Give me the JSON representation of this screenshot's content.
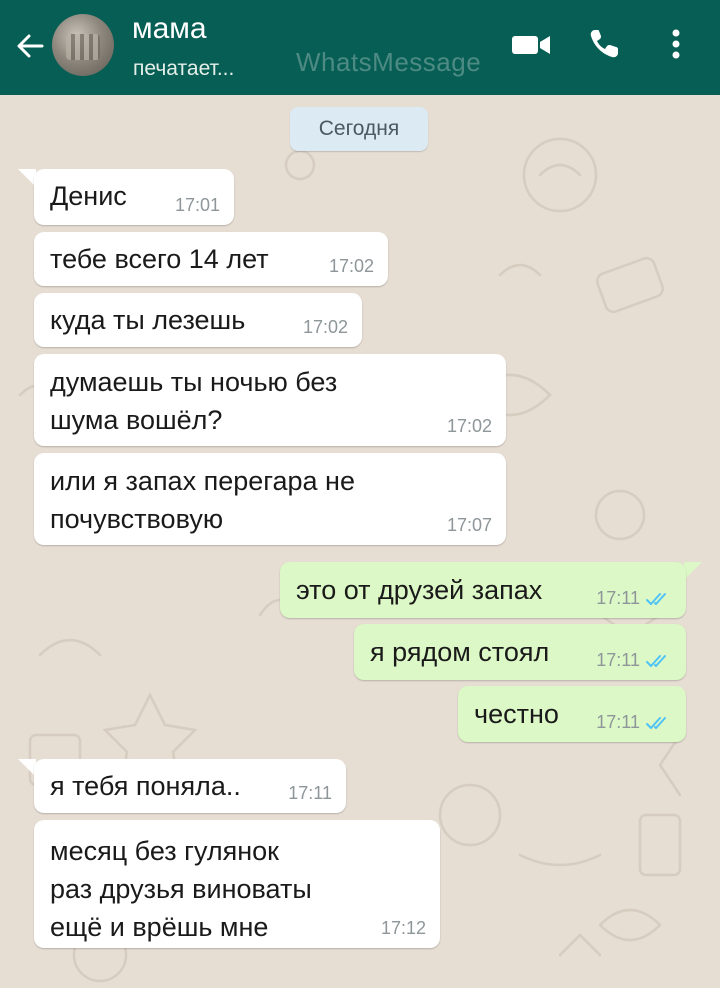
{
  "header": {
    "contact_name": "мама",
    "status": "печатает...",
    "watermark": "WhatsMessage",
    "icons": [
      "back-arrow-icon",
      "video-call-icon",
      "phone-icon",
      "more-vert-icon"
    ],
    "color": "#075e54"
  },
  "chat": {
    "date_label": "Сегодня",
    "messages": [
      {
        "direction": "in",
        "text": "Денис",
        "time": "17:01"
      },
      {
        "direction": "in",
        "text": "тебе всего 14 лет",
        "time": "17:02"
      },
      {
        "direction": "in",
        "text": "куда ты лезешь",
        "time": "17:02"
      },
      {
        "direction": "in",
        "text": "думаешь ты ночью без\nшума вошёл?",
        "time": "17:02"
      },
      {
        "direction": "in",
        "text": "или я запах перегара не\nпочувствовую",
        "time": "17:07"
      },
      {
        "direction": "out",
        "text": "это от друзей запах",
        "time": "17:11",
        "status": "read"
      },
      {
        "direction": "out",
        "text": "я рядом стоял",
        "time": "17:11",
        "status": "read"
      },
      {
        "direction": "out",
        "text": "честно",
        "time": "17:11",
        "status": "read"
      },
      {
        "direction": "in",
        "text": "я тебя поняла..",
        "time": "17:11"
      },
      {
        "direction": "in",
        "text": "месяц без гулянок\nраз друзья виноваты\nещё и врёшь мне",
        "time": "17:12"
      }
    ]
  },
  "colors": {
    "incoming_bubble": "#ffffff",
    "outgoing_bubble": "#dcf8c6",
    "read_tick": "#4fc3f7",
    "background": "#e6ddd3"
  }
}
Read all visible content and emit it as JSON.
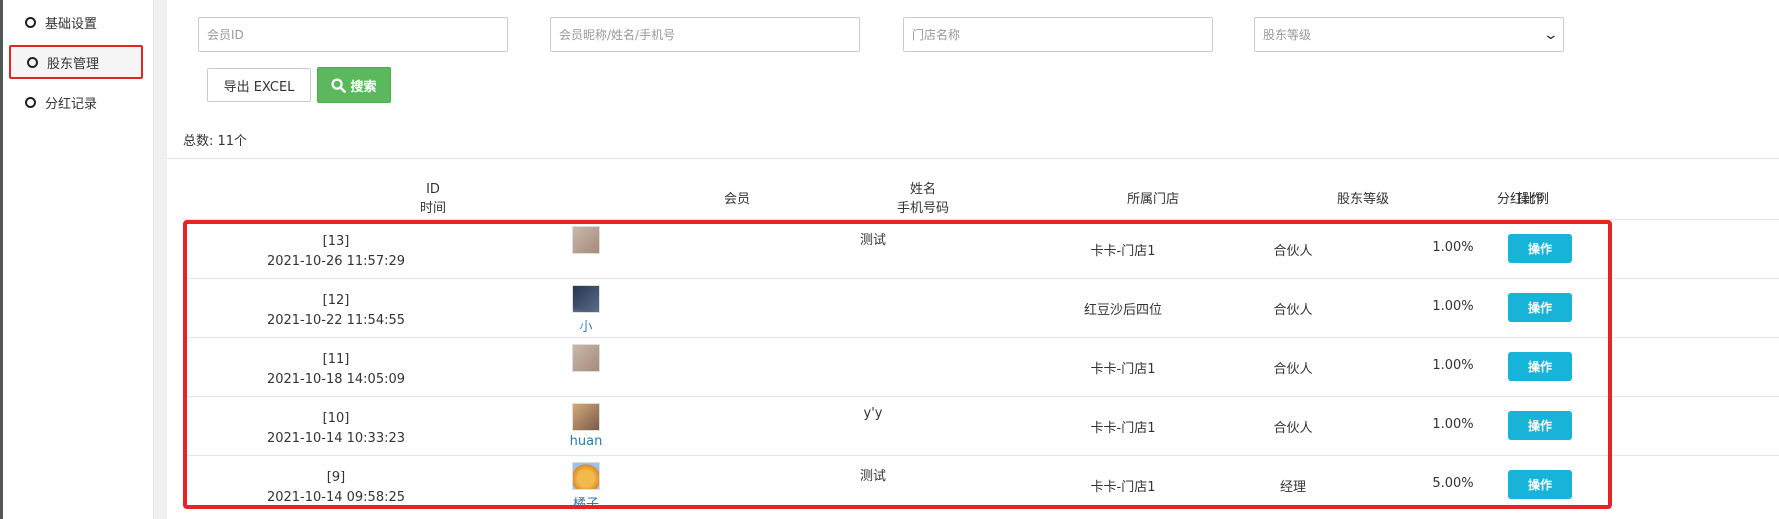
{
  "sidebar": {
    "items": [
      {
        "label": "基础设置"
      },
      {
        "label": "股东管理"
      },
      {
        "label": "分红记录"
      }
    ]
  },
  "filters": {
    "member_id": {
      "placeholder": "会员ID"
    },
    "nickname": {
      "placeholder": "会员昵称/姓名/手机号"
    },
    "store": {
      "placeholder": "门店名称"
    },
    "level": {
      "selected": "股东等级"
    }
  },
  "toolbar": {
    "export_label": "导出 EXCEL",
    "search_label": "搜索"
  },
  "summary": {
    "total_text": "总数: 11个"
  },
  "table": {
    "headers": {
      "id": "ID",
      "time": "时间",
      "member": "会员",
      "name": "姓名",
      "phone": "手机号码",
      "store": "所属门店",
      "level": "股东等级",
      "ratio": "分红比例",
      "action": "操作"
    },
    "rows": [
      {
        "id": "[13]",
        "time": "2021-10-26 11:57:29",
        "member": "",
        "name": "测试",
        "store": "卡卡-门店1",
        "level": "合伙人",
        "ratio": "1.00%",
        "action": "操作"
      },
      {
        "id": "[12]",
        "time": "2021-10-22 11:54:55",
        "member": "小",
        "name": "",
        "store": "红豆沙后四位",
        "level": "合伙人",
        "ratio": "1.00%",
        "action": "操作"
      },
      {
        "id": "[11]",
        "time": "2021-10-18 14:05:09",
        "member": "",
        "name": "",
        "store": "卡卡-门店1",
        "level": "合伙人",
        "ratio": "1.00%",
        "action": "操作"
      },
      {
        "id": "[10]",
        "time": "2021-10-14 10:33:23",
        "member": "huan",
        "name": "y'y",
        "store": "卡卡-门店1",
        "level": "合伙人",
        "ratio": "1.00%",
        "action": "操作"
      },
      {
        "id": "[9]",
        "time": "2021-10-14 09:58:25",
        "member": "橘子",
        "name": "测试",
        "store": "卡卡-门店1",
        "level": "经理",
        "ratio": "5.00%",
        "action": "操作"
      }
    ]
  },
  "colors": {
    "highlight": "#e52424",
    "search_button": "#5cb85c",
    "action_button": "#17b3d8",
    "member_link": "#2a7ab0"
  },
  "icons": {
    "sidebar_bullet": "circle-outline-icon",
    "search": "search-icon",
    "select": "chevron-down-icon"
  }
}
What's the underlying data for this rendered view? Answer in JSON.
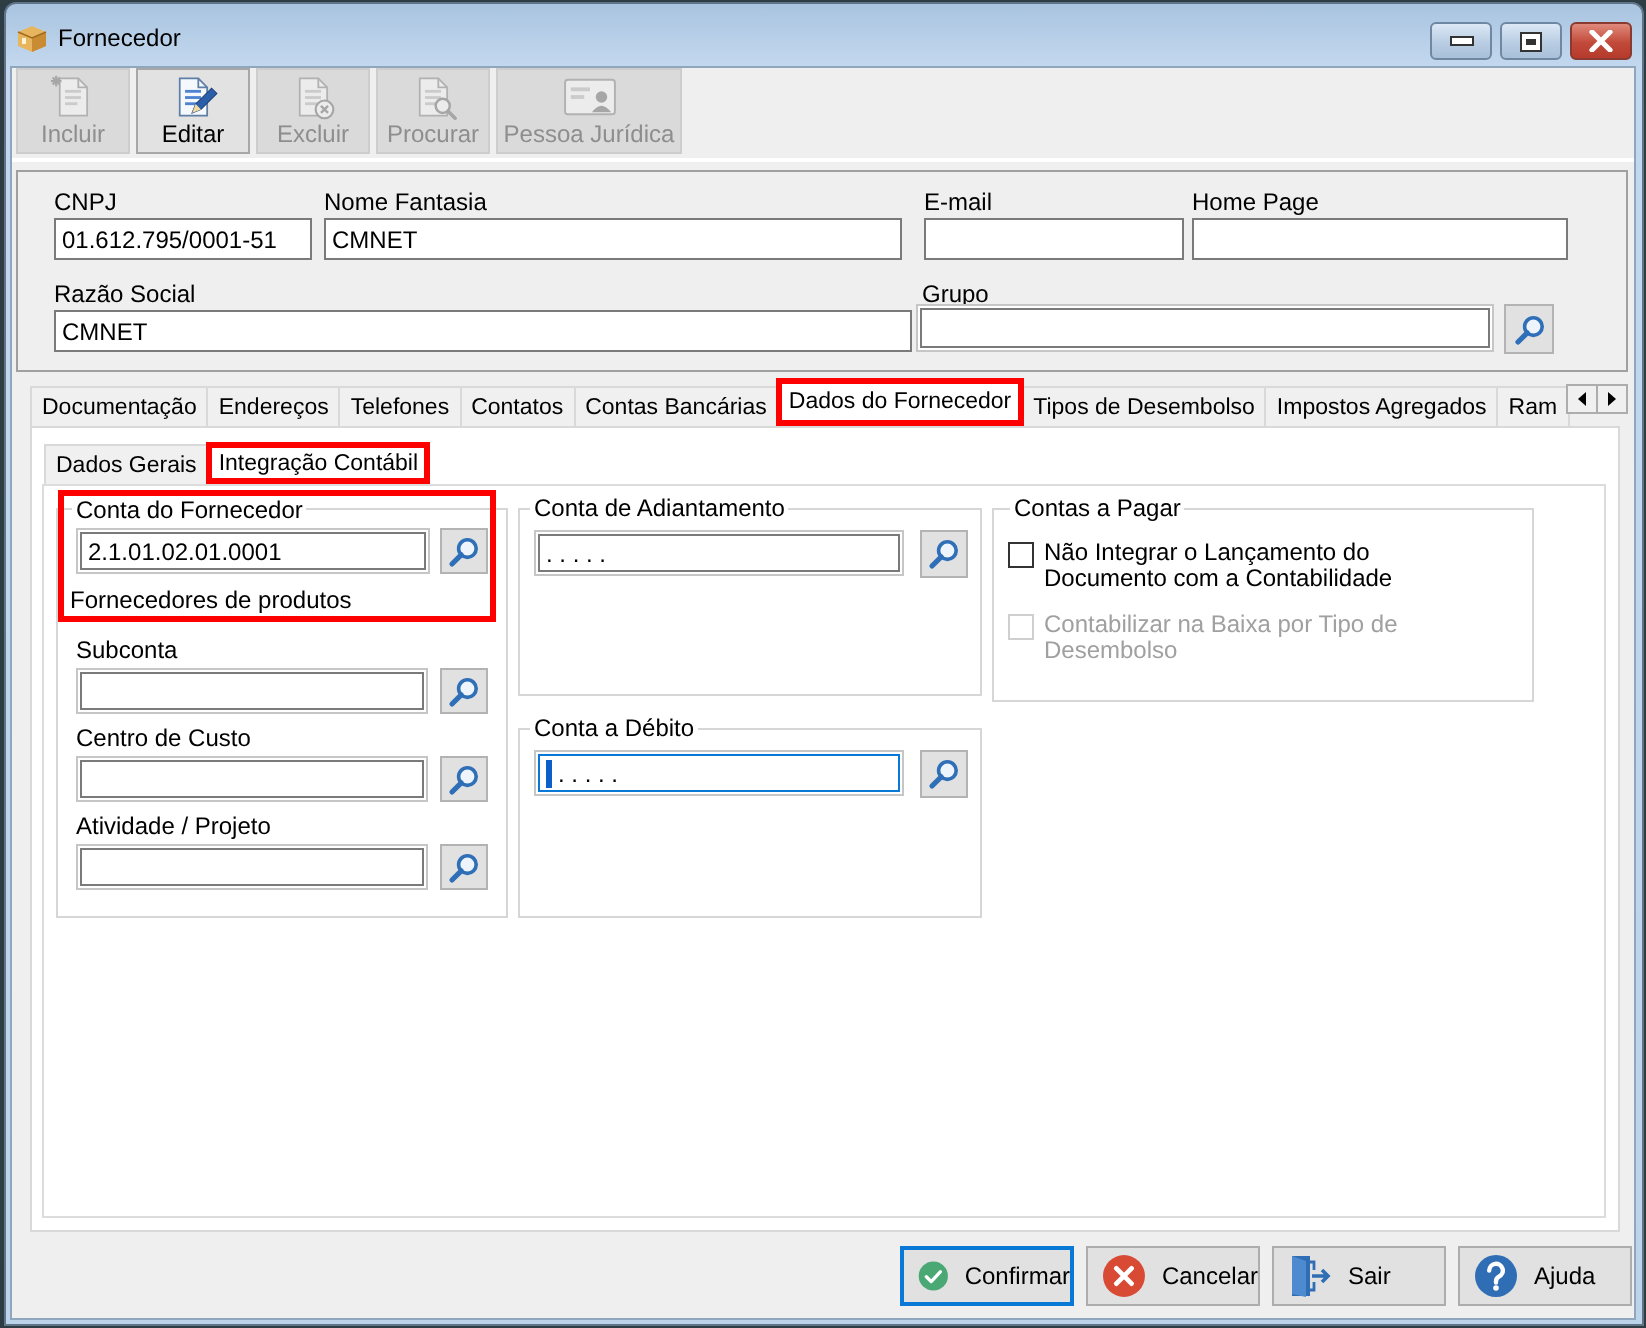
{
  "window": {
    "title": "Fornecedor"
  },
  "toolbar": [
    {
      "kind": "new",
      "label": "Incluir",
      "disabled": true
    },
    {
      "kind": "edit",
      "label": "Editar",
      "disabled": false
    },
    {
      "kind": "delete",
      "label": "Excluir",
      "disabled": true
    },
    {
      "kind": "find",
      "label": "Procurar",
      "disabled": true
    },
    {
      "kind": "company",
      "label": "Pessoa Jurídica",
      "disabled": true
    }
  ],
  "header": {
    "fields": [
      {
        "label": "CNPJ",
        "value": "01.612.795/0001-51"
      },
      {
        "label": "Nome Fantasia",
        "value": "CMNET"
      },
      {
        "label": "E-mail"
      },
      {
        "label": "Home Page"
      },
      {
        "label": "Razão Social",
        "value": "CMNET"
      },
      {
        "label": "Grupo",
        "lookup": true
      }
    ]
  },
  "tabs": [
    {
      "label": "Documentação",
      "selected": false,
      "highlighted": false
    },
    {
      "label": "Endereços",
      "selected": false,
      "highlighted": false
    },
    {
      "label": "Telefones",
      "selected": false,
      "highlighted": false
    },
    {
      "label": "Contatos",
      "selected": false,
      "highlighted": false
    },
    {
      "label": "Contas Bancárias",
      "selected": false,
      "highlighted": false
    },
    {
      "label": "Dados do Fornecedor",
      "selected": true,
      "highlighted": true
    },
    {
      "label": "Tipos de Desembolso",
      "selected": false,
      "highlighted": false
    },
    {
      "label": "Impostos Agregados",
      "selected": false,
      "highlighted": false
    },
    {
      "label": "Ram",
      "selected": false,
      "highlighted": false
    }
  ],
  "subtabs": [
    {
      "label": "Dados Gerais",
      "selected": false,
      "highlighted": false
    },
    {
      "label": "Integração Contábil",
      "selected": true,
      "highlighted": true
    }
  ],
  "supplier_account": {
    "legend": "Conta do Fornecedor",
    "highlighted": true,
    "value": "2.1.01.02.01.0001",
    "description": "Fornecedores de produtos",
    "fields": [
      {
        "label": "Subconta"
      },
      {
        "label": "Centro de Custo"
      },
      {
        "label": "Atividade / Projeto"
      }
    ]
  },
  "advance_account": {
    "legend": "Conta de Adiantamento",
    "value": ". . . . .",
    "focused": false
  },
  "debit_account": {
    "legend": "Conta a Débito",
    "value": ". . . . .",
    "focused": true
  },
  "payables": {
    "legend": "Contas a Pagar",
    "options": [
      {
        "label": "Não Integrar o Lançamento do Documento com a Contabilidade",
        "checked": false,
        "disabled": false
      },
      {
        "label": "Contabilizar na Baixa por Tipo de Desembolso",
        "checked": false,
        "disabled": true
      }
    ]
  },
  "buttons": [
    {
      "kind": "confirm",
      "label": "Confirmar",
      "focused": true
    },
    {
      "kind": "cancel",
      "label": "Cancelar",
      "focused": false
    },
    {
      "kind": "exit",
      "label": "Sair",
      "focused": false
    },
    {
      "kind": "help",
      "label": "Ajuda",
      "focused": false
    }
  ]
}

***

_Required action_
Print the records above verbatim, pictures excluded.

_Worked solution_
Give me the JSON representation of this screenshot's content.
{
  "header": {
    "contact_name": "мама",
    "status": "печатает...",
    "watermark": "WhatsMessage",
    "icons": [
      "back-arrow-icon",
      "video-call-icon",
      "phone-icon",
      "more-vert-icon"
    ],
    "color": "#075e54"
  },
  "chat": {
    "date_label": "Сегодня",
    "messages": [
      {
        "direction": "in",
        "text": "Денис",
        "time": "17:01"
      },
      {
        "direction": "in",
        "text": "тебе всего 14 лет",
        "time": "17:02"
      },
      {
        "direction": "in",
        "text": "куда ты лезешь",
        "time": "17:02"
      },
      {
        "direction": "in",
        "text": "думаешь ты ночью без\nшума вошёл?",
        "time": "17:02"
      },
      {
        "direction": "in",
        "text": "или я запах перегара не\nпочувствовую",
        "time": "17:07"
      },
      {
        "direction": "out",
        "text": "это от друзей запах",
        "time": "17:11",
        "status": "read"
      },
      {
        "direction": "out",
        "text": "я рядом стоял",
        "time": "17:11",
        "status": "read"
      },
      {
        "direction": "out",
        "text": "честно",
        "time": "17:11",
        "status": "read"
      },
      {
        "direction": "in",
        "text": "я тебя поняла..",
        "time": "17:11"
      },
      {
        "direction": "in",
        "text": "месяц без гулянок\nраз друзья виноваты\nещё и врёшь мне",
        "time": "17:12"
      }
    ]
  },
  "colors": {
    "incoming_bubble": "#ffffff",
    "outgoing_bubble": "#dcf8c6",
    "read_tick": "#4fc3f7",
    "background": "#e6ddd3"
  }
}
Read all visible content and emit it as JSON.
{
  "sidebar": {
    "items": [
      {
        "label": "基础设置"
      },
      {
        "label": "股东管理"
      },
      {
        "label": "分红记录"
      }
    ]
  },
  "filters": {
    "member_id": {
      "placeholder": "会员ID"
    },
    "nickname": {
      "placeholder": "会员昵称/姓名/手机号"
    },
    "store": {
      "placeholder": "门店名称"
    },
    "level": {
      "selected": "股东等级"
    }
  },
  "toolbar": {
    "export_label": "导出 EXCEL",
    "search_label": "搜索"
  },
  "summary": {
    "total_text": "总数: 11个"
  },
  "table": {
    "headers": {
      "id": "ID",
      "time": "时间",
      "member": "会员",
      "name": "姓名",
      "phone": "手机号码",
      "store": "所属门店",
      "level": "股东等级",
      "ratio": "分红比例",
      "action": "操作"
    },
    "rows": [
      {
        "id": "[13]",
        "time": "2021-10-26 11:57:29",
        "member": "",
        "name": "测试",
        "store": "卡卡-门店1",
        "level": "合伙人",
        "ratio": "1.00%",
        "action": "操作"
      },
      {
        "id": "[12]",
        "time": "2021-10-22 11:54:55",
        "member": "小",
        "name": "",
        "store": "红豆沙后四位",
        "level": "合伙人",
        "ratio": "1.00%",
        "action": "操作"
      },
      {
        "id": "[11]",
        "time": "2021-10-18 14:05:09",
        "member": "",
        "name": "",
        "store": "卡卡-门店1",
        "level": "合伙人",
        "ratio": "1.00%",
        "action": "操作"
      },
      {
        "id": "[10]",
        "time": "2021-10-14 10:33:23",
        "member": "huan",
        "name": "y'y",
        "store": "卡卡-门店1",
        "level": "合伙人",
        "ratio": "1.00%",
        "action": "操作"
      },
      {
        "id": "[9]",
        "time": "2021-10-14 09:58:25",
        "member": "橘子",
        "name": "测试",
        "store": "卡卡-门店1",
        "level": "经理",
        "ratio": "5.00%",
        "action": "操作"
      }
    ]
  },
  "colors": {
    "highlight": "#e52424",
    "search_button": "#5cb85c",
    "action_button": "#17b3d8",
    "member_link": "#2a7ab0"
  },
  "icons": {
    "sidebar_bullet": "circle-outline-icon",
    "search": "search-icon",
    "select": "chevron-down-icon"
  }
}
What's the underlying data for this rendered view? Answer in JSON.
{
  "window": {
    "title": "Fornecedor"
  },
  "toolbar": [
    {
      "kind": "new",
      "label": "Incluir",
      "disabled": true
    },
    {
      "kind": "edit",
      "label": "Editar",
      "disabled": false
    },
    {
      "kind": "delete",
      "label": "Excluir",
      "disabled": true
    },
    {
      "kind": "find",
      "label": "Procurar",
      "disabled": true
    },
    {
      "kind": "company",
      "label": "Pessoa Jurídica",
      "disabled": true
    }
  ],
  "header": {
    "fields": [
      {
        "label": "CNPJ",
        "value": "01.612.795/0001-51"
      },
      {
        "label": "Nome Fantasia",
        "value": "CMNET"
      },
      {
        "label": "E-mail"
      },
      {
        "label": "Home Page"
      },
      {
        "label": "Razão Social",
        "value": "CMNET"
      },
      {
        "label": "Grupo",
        "lookup": true
      }
    ]
  },
  "tabs": [
    {
      "label": "Documentação",
      "selected": false,
      "highlighted": false
    },
    {
      "label": "Endereços",
      "selected": false,
      "highlighted": false
    },
    {
      "label": "Telefones",
      "selected": false,
      "highlighted": false
    },
    {
      "label": "Contatos",
      "selected": false,
      "highlighted": false
    },
    {
      "label": "Contas Bancárias",
      "selected": false,
      "highlighted": false
    },
    {
      "label": "Dados do Fornecedor",
      "selected": true,
      "highlighted": true
    },
    {
      "label": "Tipos de Desembolso",
      "selected": false,
      "highlighted": false
    },
    {
      "label": "Impostos Agregados",
      "selected": false,
      "highlighted": false
    },
    {
      "label": "Ram",
      "selected": false,
      "highlighted": false
    }
  ],
  "subtabs": [
    {
      "label": "Dados Gerais",
      "selected": false,
      "highlighted": false
    },
    {
      "label": "Integração Contábil",
      "selected": true,
      "highlighted": true
    }
  ],
  "supplier_account": {
    "legend": "Conta do Fornecedor",
    "highlighted": true,
    "value": "2.1.01.02.01.0001",
    "description": "Fornecedores de produtos",
    "fields": [
      {
        "label": "Subconta"
      },
      {
        "label": "Centro de Custo"
      },
      {
        "label": "Atividade / Projeto"
      }
    ]
  },
  "advance_account": {
    "legend": "Conta de Adiantamento",
    "value": ". . . . .",
    "focused": false
  },
  "debit_account": {
    "legend": "Conta a Débito",
    "value": ". . . . .",
    "focused": true
  },
  "payables": {
    "legend": "Contas a Pagar",
    "options": [
      {
        "label": "Não Integrar o Lançamento do Documento com a Contabilidade",
        "checked": false,
        "disabled": false
      },
      {
        "label": "Contabilizar na Baixa por Tipo de Desembolso",
        "checked": false,
        "disabled": true
      }
    ]
  },
  "buttons": [
    {
      "kind": "confirm",
      "label": "Confirmar",
      "focused": true
    },
    {
      "kind": "cancel",
      "label": "Cancelar",
      "focused": false
    },
    {
      "kind": "exit",
      "label": "Sair",
      "focused": false
    },
    {
      "kind": "help",
      "label": "Ajuda",
      "focused": false
    }
  ]
}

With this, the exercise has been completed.